◆ Task description:
Return, from the material below, each line in which "Guest" occurs.

◆ Source data:
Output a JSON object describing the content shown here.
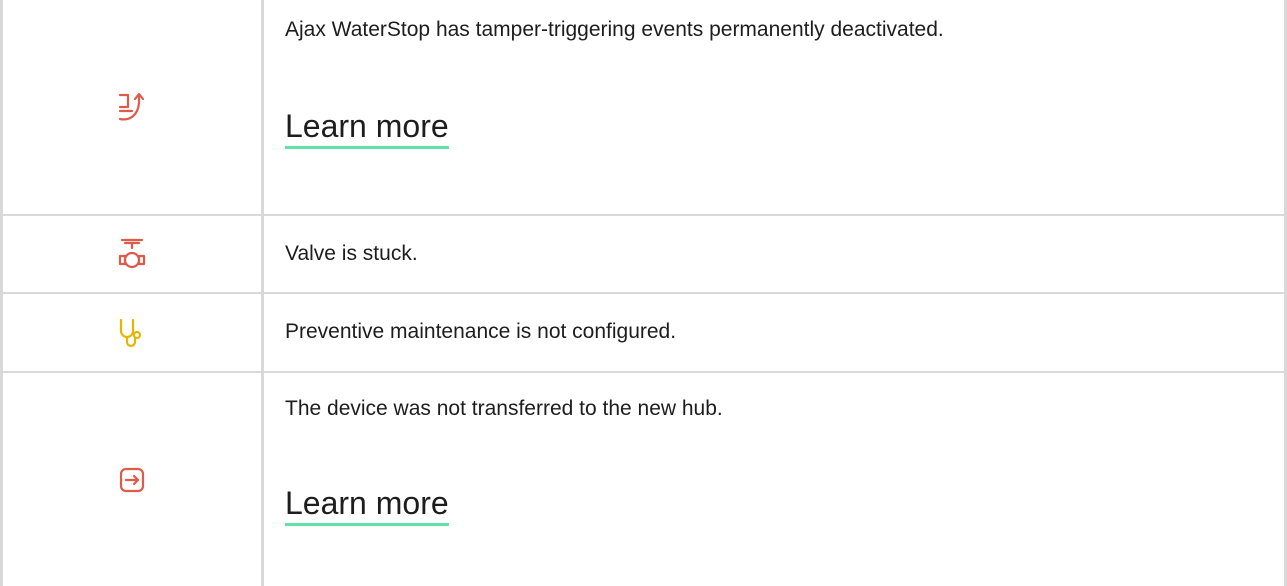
{
  "rows": [
    {
      "icon": "tamper-pipe-icon",
      "icon_color": "#e05a4a",
      "text": "Ajax WaterStop has tamper-triggering events permanently deactivated.",
      "link": "Learn more"
    },
    {
      "icon": "valve-icon",
      "icon_color": "#e05a4a",
      "text": "Valve is stuck."
    },
    {
      "icon": "stethoscope-icon",
      "icon_color": "#e8b400",
      "text": "Preventive maintenance is not configured."
    },
    {
      "icon": "transfer-arrow-icon",
      "icon_color": "#e05a4a",
      "text": "The device was not transferred to the new hub.",
      "link": "Learn more"
    }
  ],
  "colors": {
    "border": "#d9d9d9",
    "link_underline": "#5fe3a4",
    "text": "#1d1d1d"
  }
}
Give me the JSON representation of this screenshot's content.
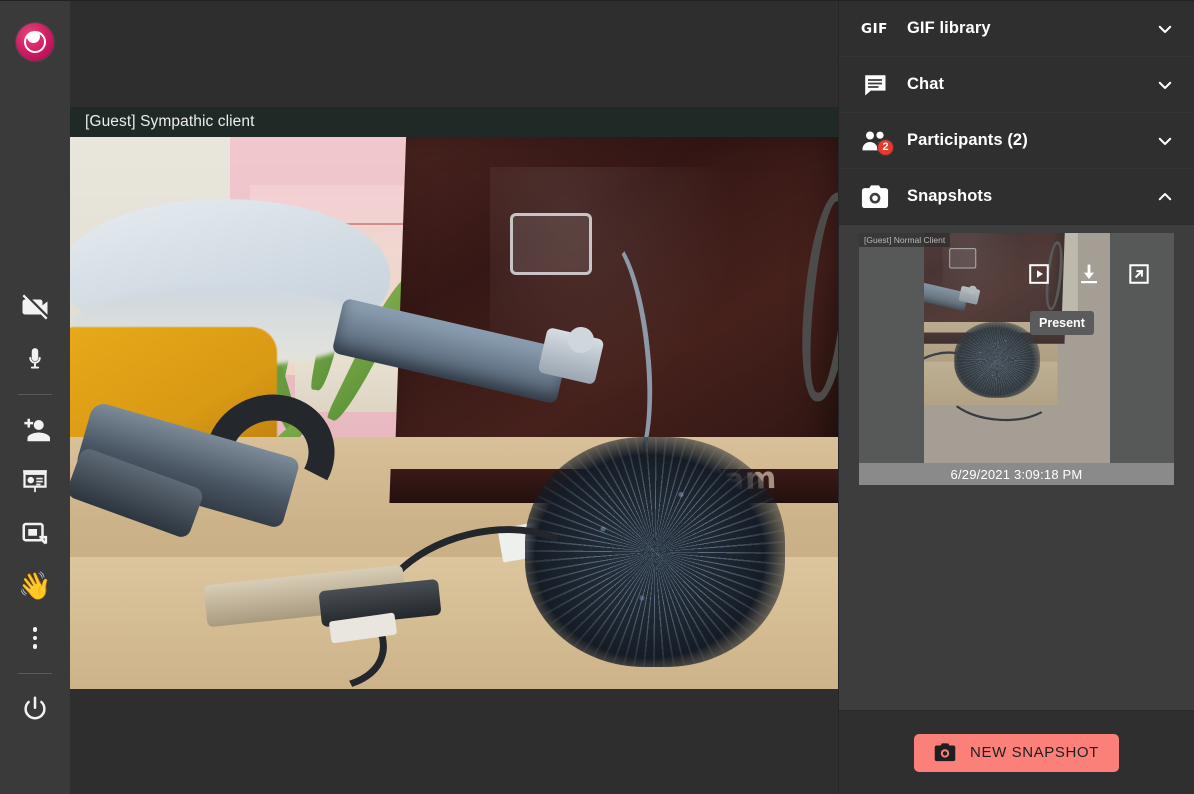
{
  "app": {
    "logo_icon": "app-logo-circle",
    "background_color": "#2b2b2b",
    "accent_color": "#fa8079",
    "badge_color": "#e8392c"
  },
  "rail": {
    "items": [
      {
        "name": "camera-off",
        "icon": "video-off-icon",
        "label": "Camera off"
      },
      {
        "name": "microphone",
        "icon": "microphone-icon",
        "label": "Microphone"
      },
      {
        "name": "invite",
        "icon": "person-add-icon",
        "label": "Invite"
      },
      {
        "name": "present",
        "icon": "presentation-icon",
        "label": "Present"
      },
      {
        "name": "picture-in-picture",
        "icon": "picture-in-picture-icon",
        "label": "Picture in picture"
      },
      {
        "name": "raise-hand",
        "icon": "waving-hand-emoji",
        "label": "Wave",
        "glyph": "👋"
      },
      {
        "name": "more-options",
        "icon": "more-vertical-icon",
        "label": "More options"
      },
      {
        "name": "leave-call",
        "icon": "power-icon",
        "label": "Leave"
      }
    ]
  },
  "stage": {
    "participant_name": "[Guest] Sympathic client"
  },
  "panel": {
    "sections": [
      {
        "key": "gif",
        "title": "GIF library",
        "icon": "gif-icon",
        "expanded": false,
        "chevron": "chevron-down-icon"
      },
      {
        "key": "chat",
        "title": "Chat",
        "icon": "chat-bubble-icon",
        "expanded": false,
        "chevron": "chevron-down-icon"
      },
      {
        "key": "participants",
        "title": "Participants (2)",
        "icon": "participants-icon",
        "expanded": false,
        "chevron": "chevron-down-icon",
        "badge": "2"
      },
      {
        "key": "snapshots",
        "title": "Snapshots",
        "icon": "camera-icon",
        "expanded": true,
        "chevron": "chevron-up-icon"
      }
    ],
    "snapshots": {
      "items": [
        {
          "source_label": "[Guest] Normal Client",
          "timestamp": "6/29/2021 3:09:18 PM",
          "actions": [
            {
              "name": "present-snapshot",
              "icon": "present-play-box-icon",
              "tooltip": "Present"
            },
            {
              "name": "download-snapshot",
              "icon": "download-icon"
            },
            {
              "name": "open-snapshot-new-tab",
              "icon": "open-in-new-icon"
            }
          ]
        }
      ],
      "tooltip_visible": "Present"
    },
    "footer": {
      "new_snapshot_label": "NEW SNAPSHOT",
      "new_snapshot_icon": "camera-icon"
    }
  }
}
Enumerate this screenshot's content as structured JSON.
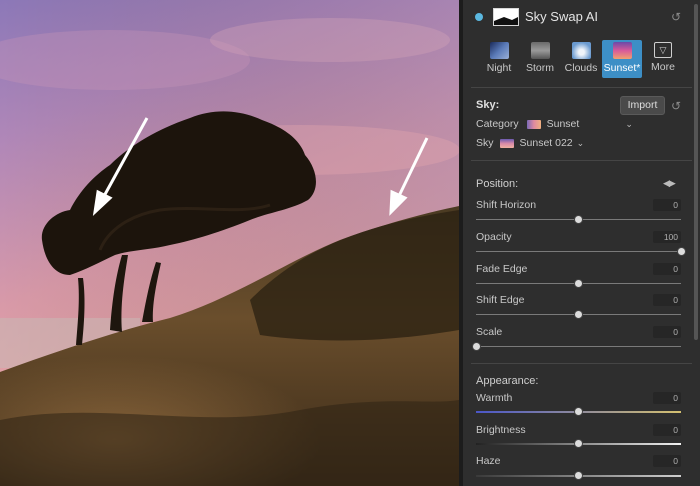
{
  "panel": {
    "title": "Sky Swap AI",
    "presets": [
      {
        "label": "Night",
        "selected": false
      },
      {
        "label": "Storm",
        "selected": false
      },
      {
        "label": "Clouds",
        "selected": false
      },
      {
        "label": "Sunset*",
        "selected": true
      },
      {
        "label": "More",
        "selected": false
      }
    ],
    "sky_section": {
      "heading": "Sky:",
      "import_label": "Import",
      "category_label": "Category",
      "category_value": "Sunset",
      "sky_label": "Sky",
      "sky_value": "Sunset 022"
    },
    "position": {
      "heading": "Position:",
      "sliders": [
        {
          "label": "Shift Horizon",
          "value": "0",
          "level": 0.5
        },
        {
          "label": "Opacity",
          "value": "100",
          "level": 1.0
        },
        {
          "label": "Fade Edge",
          "value": "0",
          "level": 0.5
        },
        {
          "label": "Shift Edge",
          "value": "0",
          "level": 0.5
        },
        {
          "label": "Scale",
          "value": "0",
          "level": 0.0
        }
      ]
    },
    "appearance": {
      "heading": "Appearance:",
      "sliders": [
        {
          "label": "Warmth",
          "value": "0",
          "level": 0.5
        },
        {
          "label": "Brightness",
          "value": "0",
          "level": 0.5
        },
        {
          "label": "Haze",
          "value": "0",
          "level": 0.5
        }
      ]
    }
  },
  "colors": {
    "accent": "#3d8fc6",
    "status_dot": "#5bb8e0",
    "panel_bg": "#2e2e2e"
  },
  "icons": {
    "reset": "reset-icon",
    "dropdown": "chevron-down-icon",
    "more": "chevron-down-box-icon",
    "position_arrows": "left-right-arrows-icon"
  }
}
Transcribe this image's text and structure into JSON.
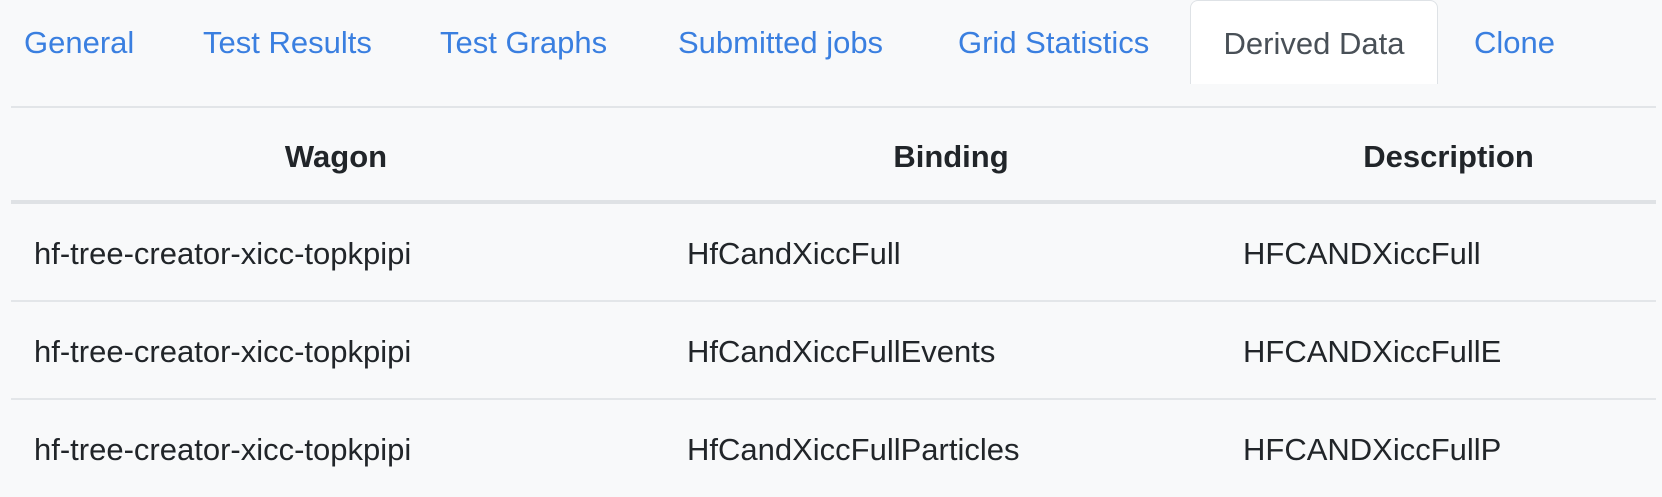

◆ Result for this exercise:
    "participant_name": "[Guest] Sympathic client"
          "source_label": "[Guest] Normal Client",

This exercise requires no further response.